[Excerpts from an interface dataset]
------

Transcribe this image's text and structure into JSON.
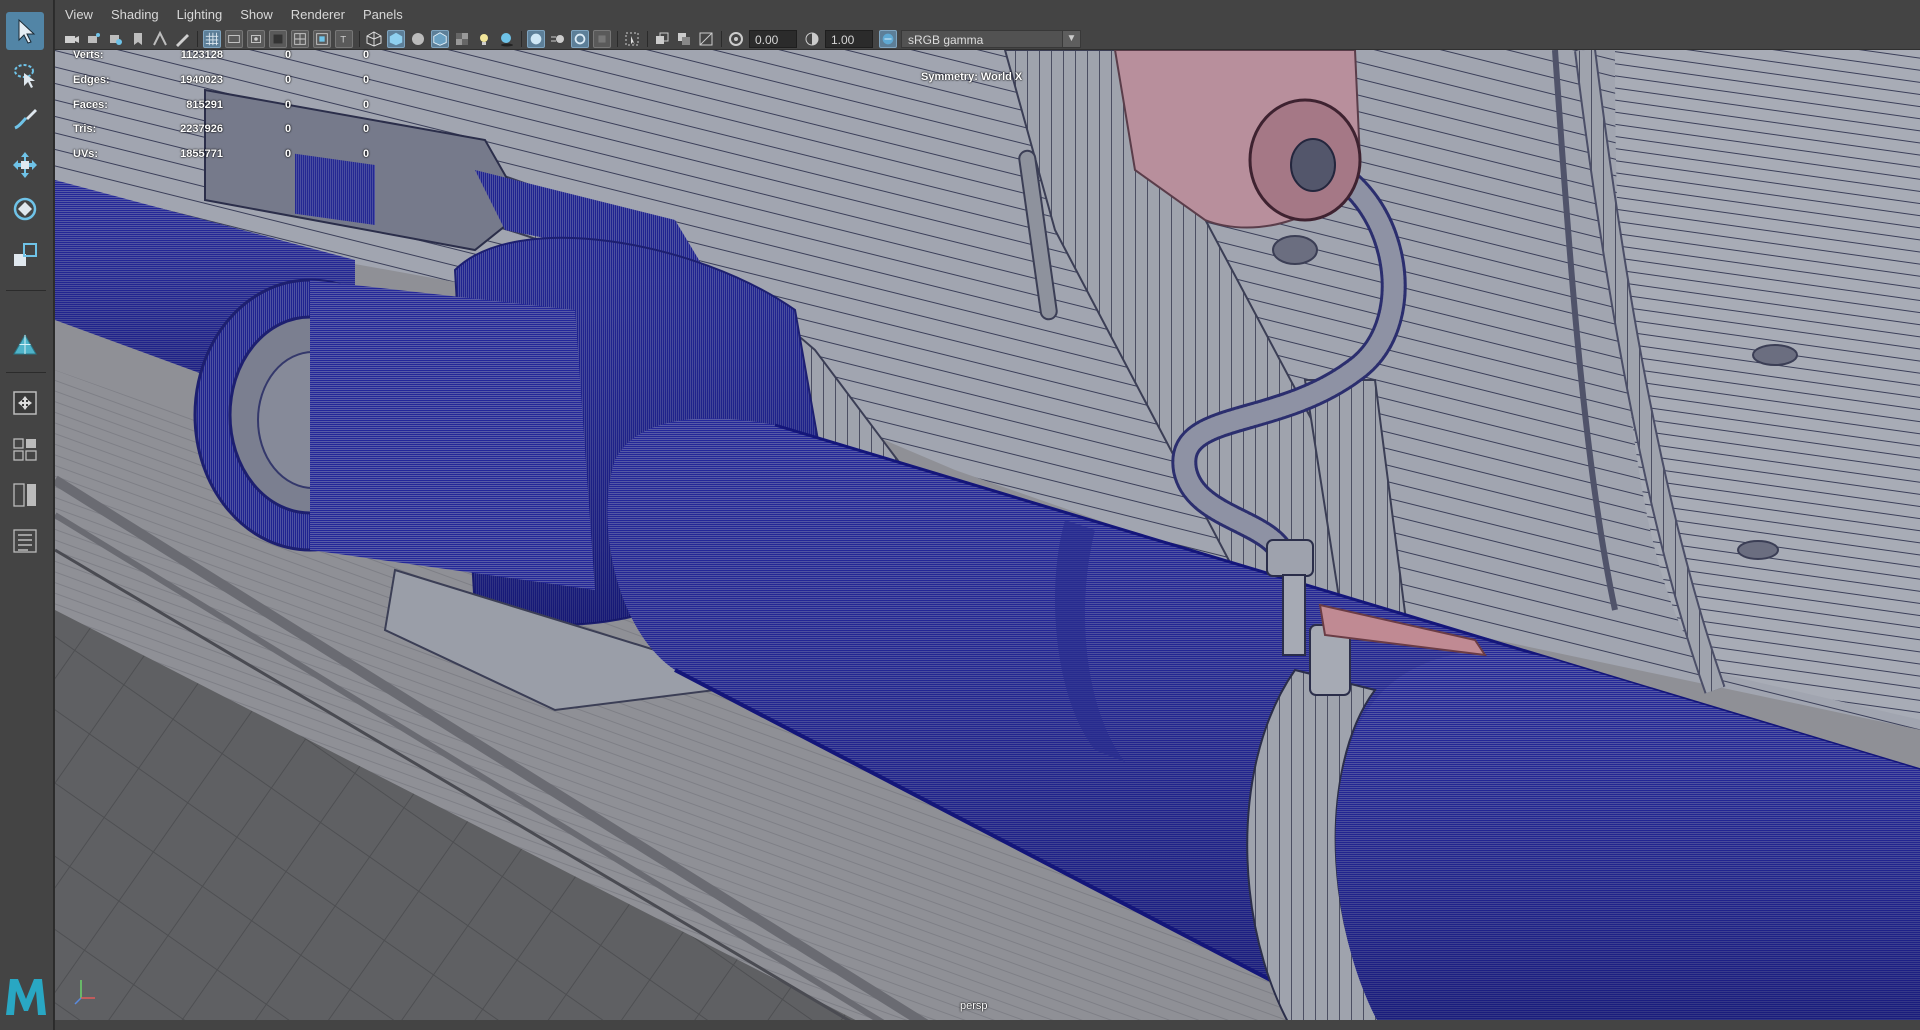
{
  "menubar": {
    "items": [
      "View",
      "Shading",
      "Lighting",
      "Show",
      "Renderer",
      "Panels"
    ]
  },
  "iconbar": {
    "exposure_value": "0.00",
    "gamma_value": "1.00",
    "color_space": "sRGB gamma"
  },
  "hud": {
    "stats": [
      {
        "label": "Verts:",
        "value": "1123128",
        "selected": "0",
        "components": "0"
      },
      {
        "label": "Edges:",
        "value": "1940023",
        "selected": "0",
        "components": "0"
      },
      {
        "label": "Faces:",
        "value": "815291",
        "selected": "0",
        "components": "0"
      },
      {
        "label": "Tris:",
        "value": "2237926",
        "selected": "0",
        "components": "0"
      },
      {
        "label": "UVs:",
        "value": "1855771",
        "selected": "0",
        "components": "0"
      }
    ],
    "symmetry": "Symmetry: World X",
    "camera": "persp"
  },
  "toolrail": {
    "tools": [
      "select-tool-icon",
      "lasso-tool-icon",
      "paint-select-icon",
      "move-tool-icon",
      "rotate-tool-icon",
      "scale-tool-icon",
      "soft-mod-icon",
      "show-manipulator-icon",
      "quick-layout-icon",
      "two-pane-icon",
      "outliner-icon"
    ]
  },
  "colors": {
    "ui_bg": "#444444",
    "viewport_bg": "#8f9096",
    "wireframe": "#1f1f8c",
    "active_tool": "#5285a6"
  }
}
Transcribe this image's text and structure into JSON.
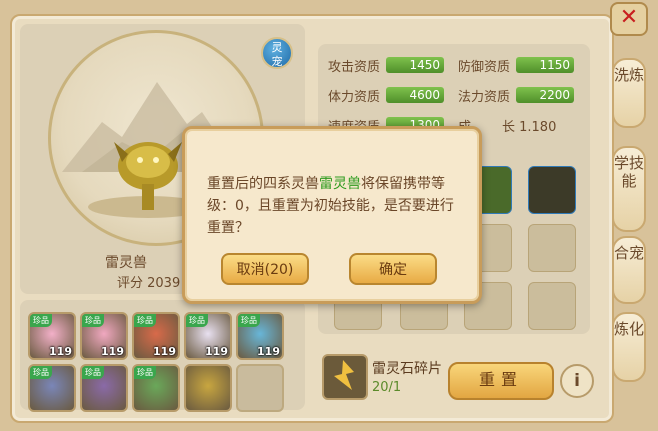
{
  "pet": {
    "badge_line1": "灵",
    "badge_line2": "宠",
    "name": "雷灵兽",
    "score": "评分 2039"
  },
  "stats": [
    {
      "label": "攻击资质",
      "value": "1450"
    },
    {
      "label": "防御资质",
      "value": "1150"
    },
    {
      "label": "体力资质",
      "value": "4600"
    },
    {
      "label": "法力资质",
      "value": "2200"
    },
    {
      "label": "速度资质",
      "value": "1300"
    },
    {
      "label": "成",
      "value": ""
    }
  ],
  "growth_value": "长 1.180",
  "pet_grid": [
    {
      "badge": "珍品",
      "level": "119",
      "color": "#f2b0c8"
    },
    {
      "badge": "珍品",
      "level": "119",
      "color": "#f0a8c0"
    },
    {
      "badge": "珍品",
      "level": "119",
      "color": "#d86a4a"
    },
    {
      "badge": "珍品",
      "level": "119",
      "color": "#e8e0f0"
    },
    {
      "badge": "珍品",
      "level": "119",
      "color": "#68b6d8"
    },
    {
      "badge": "珍品",
      "level": "",
      "color": "#7a86b8"
    },
    {
      "badge": "珍品",
      "level": "",
      "color": "#8a6aa8"
    },
    {
      "badge": "珍品",
      "level": "",
      "color": "#6aa85a"
    },
    {
      "badge": "",
      "level": "",
      "color": "#c8a640"
    }
  ],
  "tabs": [
    "洗炼",
    "学技能",
    "合宠",
    "炼化"
  ],
  "close_label": "✕",
  "shard": {
    "name": "雷灵石碎片",
    "count": "20/1"
  },
  "reset_label": "重置",
  "info_label": "i",
  "dialog": {
    "text_before": "重置后的四系灵兽",
    "highlight": "雷灵兽",
    "text_after": "将保留携带等级：0，且重置为初始技能，是否要进行重置？",
    "cancel_label": "取消(20)",
    "confirm_label": "确定"
  }
}
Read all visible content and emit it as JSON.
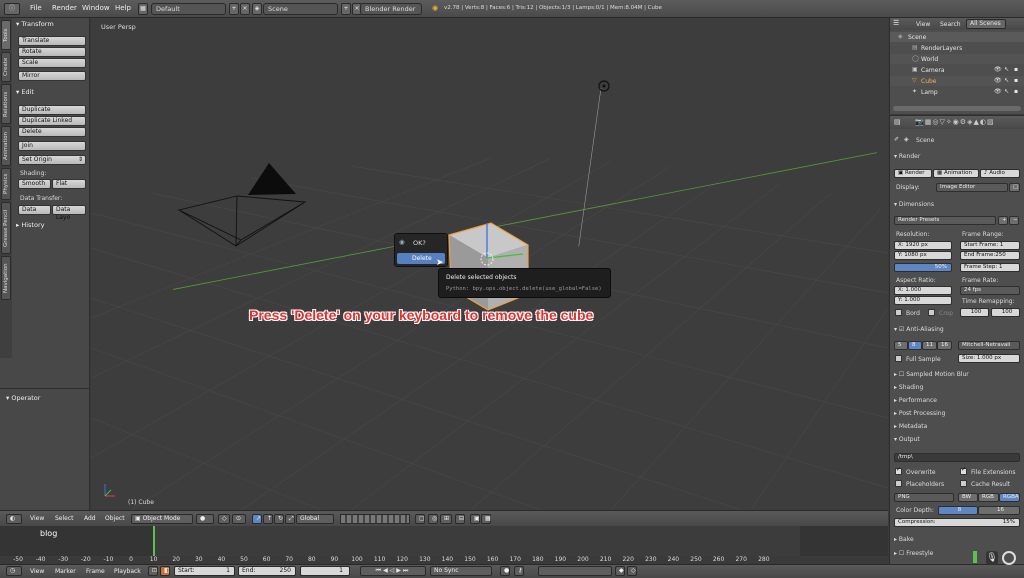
{
  "topbar": {
    "menus": [
      "File",
      "Render",
      "Window",
      "Help"
    ],
    "layout": "Default",
    "scene": "Scene",
    "engine": "Blender Render",
    "stats": "v2.78 | Verts:8 | Faces:6 | Tris:12 | Objects:1/3 | Lamps:0/1 | Mem:8.04M | Cube"
  },
  "toolbar": {
    "tabs": [
      "Tools",
      "Create",
      "Relations",
      "Animation",
      "Physics",
      "Grease Pencil"
    ],
    "tabs2": [
      "Navigation"
    ],
    "transform_header": "Transform",
    "translate": "Translate",
    "rotate": "Rotate",
    "scale": "Scale",
    "mirror": "Mirror",
    "edit_header": "Edit",
    "duplicate": "Duplicate",
    "duplicate_linked": "Duplicate Linked",
    "delete": "Delete",
    "join": "Join",
    "set_origin": "Set Origin",
    "shading_label": "Shading:",
    "smooth": "Smooth",
    "flat": "Flat",
    "data_transfer_label": "Data Transfer:",
    "data": "Data",
    "data_layout": "Data Layo",
    "history_header": "History",
    "operator_header": "Operator"
  },
  "viewport": {
    "view_name": "User Persp",
    "object_label": "(1) Cube",
    "popup_ok": "OK?",
    "popup_delete": "Delete",
    "tooltip_title": "Delete selected objects",
    "tooltip_python": "Python: bpy.ops.object.delete(use_global=False)",
    "instruction": "Press 'Delete' on your keyboard to remove the cube",
    "instruction_color": "#e03030"
  },
  "header3d": {
    "view": "View",
    "select": "Select",
    "add": "Add",
    "object": "Object",
    "mode": "Object Mode",
    "orientation": "Global"
  },
  "timeline": {
    "watermark": "blog",
    "ticks": [
      "-50",
      "-40",
      "-30",
      "-20",
      "-10",
      "0",
      "10",
      "20",
      "30",
      "40",
      "50",
      "60",
      "70",
      "80",
      "90",
      "100",
      "110",
      "120",
      "130",
      "140",
      "150",
      "160",
      "170",
      "180",
      "190",
      "200",
      "210",
      "220",
      "230",
      "240",
      "250",
      "260",
      "270",
      "280"
    ],
    "view": "View",
    "marker": "Marker",
    "frame": "Frame",
    "playback": "Playback",
    "start_label": "Start:",
    "start_value": "1",
    "end_label": "End:",
    "end_value": "250",
    "current": "1",
    "sync": "No Sync"
  },
  "outliner": {
    "view": "View",
    "search": "Search",
    "filter": "All Scenes",
    "items": [
      "Scene",
      "RenderLayers",
      "World",
      "Camera",
      "Cube",
      "Lamp"
    ]
  },
  "properties": {
    "scene_path": "Scene",
    "render_header": "Render",
    "render_btn": "Render",
    "animation_btn": "Animation",
    "audio_btn": "Audio",
    "display_label": "Display:",
    "display_value": "Image Editor",
    "dimensions_header": "Dimensions",
    "render_presets": "Render Presets",
    "resolution_label": "Resolution:",
    "res_x": "X:     1920 px",
    "res_y": "Y:     1080 px",
    "res_pct": "50%",
    "frame_range_label": "Frame Range:",
    "start_frame": "Start Frame:  1",
    "end_frame": "End Frame:250",
    "frame_step": "Frame Step:  1",
    "aspect_label": "Aspect Ratio:",
    "asp_x": "X:       1.000",
    "asp_y": "Y:       1.000",
    "frame_rate_label": "Frame Rate:",
    "fps": "24 fps",
    "time_remap_label": "Time Remapping:",
    "remap_old": "100",
    "remap_new": "100",
    "border": "Bord",
    "crop": "Crop",
    "aa_header": "Anti-Aliasing",
    "aa_5": "5",
    "aa_8": "8",
    "aa_11": "11",
    "aa_16": "16",
    "aa_filter": "Mitchell-Netravali",
    "full_sample": "Full Sample",
    "size": "Size: 1.000 px",
    "motion_blur": "Sampled Motion Blur",
    "shading": "Shading",
    "performance": "Performance",
    "post_processing": "Post Processing",
    "metadata": "Metadata",
    "output_header": "Output",
    "output_path": "/tmp\\",
    "overwrite": "Overwrite",
    "file_ext": "File Extensions",
    "placeholders": "Placeholders",
    "cache_result": "Cache Result",
    "format": "PNG",
    "bw": "BW",
    "rgb": "RGB",
    "rgba": "RGBA",
    "color_depth_label": "Color Depth:",
    "depth_8": "8",
    "depth_16": "16",
    "compression": "Compression:",
    "compression_value": "15%",
    "bake": "Bake",
    "freestyle": "Freestyle"
  }
}
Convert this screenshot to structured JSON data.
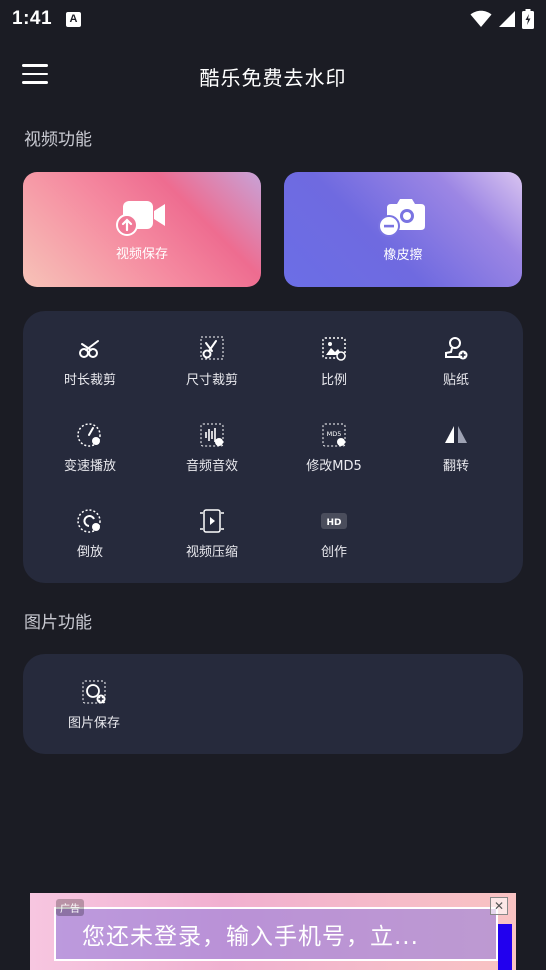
{
  "status_bar": {
    "time": "1:41",
    "notification_icon": "A"
  },
  "app_bar": {
    "title": "酷乐免费去水印"
  },
  "video_section": {
    "title": "视频功能",
    "cards": [
      {
        "label": "视频保存",
        "icon": "video-camera-upload-icon"
      },
      {
        "label": "橡皮擦",
        "icon": "camera-minus-icon"
      }
    ],
    "tools": [
      {
        "label": "时长裁剪",
        "icon": "scissors-icon"
      },
      {
        "label": "尺寸裁剪",
        "icon": "size-scissors-icon"
      },
      {
        "label": "比例",
        "icon": "image-ratio-icon"
      },
      {
        "label": "贴纸",
        "icon": "stamp-icon"
      },
      {
        "label": "变速播放",
        "icon": "speed-gauge-icon"
      },
      {
        "label": "音频音效",
        "icon": "audio-wave-icon"
      },
      {
        "label": "修改MD5",
        "icon": "md5-icon"
      },
      {
        "label": "翻转",
        "icon": "flip-icon"
      },
      {
        "label": "倒放",
        "icon": "reverse-icon"
      },
      {
        "label": "视频压缩",
        "icon": "video-compress-icon"
      },
      {
        "label": "创作",
        "icon": "hd-icon"
      }
    ],
    "hd_badge": "HD",
    "md5_badge": "MD5"
  },
  "image_section": {
    "title": "图片功能",
    "tools": [
      {
        "label": "图片保存",
        "icon": "image-save-icon"
      }
    ]
  },
  "ad": {
    "tag": "广告",
    "text": "您还未登录，输入手机号，立..."
  },
  "colors": {
    "background": "#1b1c24",
    "panel": "#262a3c",
    "save_card_accent": "#f58aa0",
    "eraser_card_accent": "#6f6ae0"
  }
}
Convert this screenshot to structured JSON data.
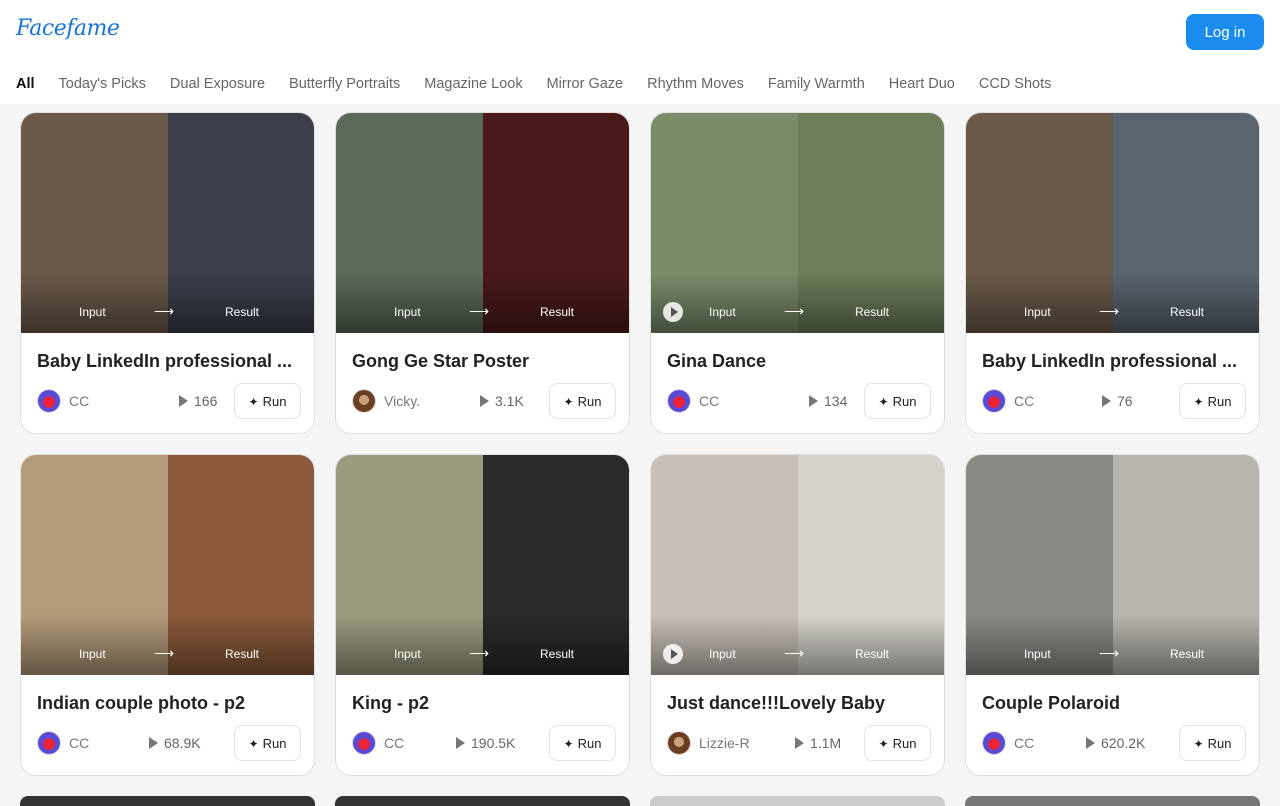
{
  "header": {
    "logo": "Facefame",
    "login_label": "Log in"
  },
  "tabs": [
    "All",
    "Today's Picks",
    "Dual Exposure",
    "Butterfly Portraits",
    "Magazine Look",
    "Mirror Gaze",
    "Rhythm Moves",
    "Family Warmth",
    "Heart Duo",
    "CCD Shots"
  ],
  "labels": {
    "input": "Input",
    "result": "Result",
    "arrow": "⟶",
    "run": "Run"
  },
  "cards": [
    {
      "title": "Baby LinkedIn professional ...",
      "author": "CC",
      "runs": "166",
      "video": false,
      "colors": [
        "#6b5a4a",
        "#3a3f4a"
      ]
    },
    {
      "title": "Gong Ge Star Poster",
      "author": "Vicky.",
      "runs": "3.1K",
      "video": false,
      "colors": [
        "#5c6a5a",
        "#4a1a1a"
      ]
    },
    {
      "title": "Gina Dance",
      "author": "CC",
      "runs": "134",
      "video": true,
      "colors": [
        "#7a8c6a",
        "#6d7d5a"
      ]
    },
    {
      "title": "Baby LinkedIn professional ...",
      "author": "CC",
      "runs": "76",
      "video": false,
      "colors": [
        "#6b5a4a",
        "#5a646e"
      ]
    },
    {
      "title": "Indian couple photo - p2",
      "author": "CC",
      "runs": "68.9K",
      "video": false,
      "colors": [
        "#b49b7a",
        "#8a5a3a"
      ]
    },
    {
      "title": "King - p2",
      "author": "CC",
      "runs": "190.5K",
      "video": false,
      "colors": [
        "#9c9a7e",
        "#2a2a2a"
      ]
    },
    {
      "title": "Just dance!!!Lovely Baby",
      "author": "Lizzie-R",
      "runs": "1.1M",
      "video": true,
      "colors": [
        "#c8c0b8",
        "#d6d2cc"
      ]
    },
    {
      "title": "Couple Polaroid",
      "author": "CC",
      "runs": "620.2K",
      "video": false,
      "colors": [
        "#8a8a84",
        "#b8b4ae"
      ]
    }
  ]
}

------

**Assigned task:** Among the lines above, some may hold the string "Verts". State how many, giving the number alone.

**Exercise response:** 2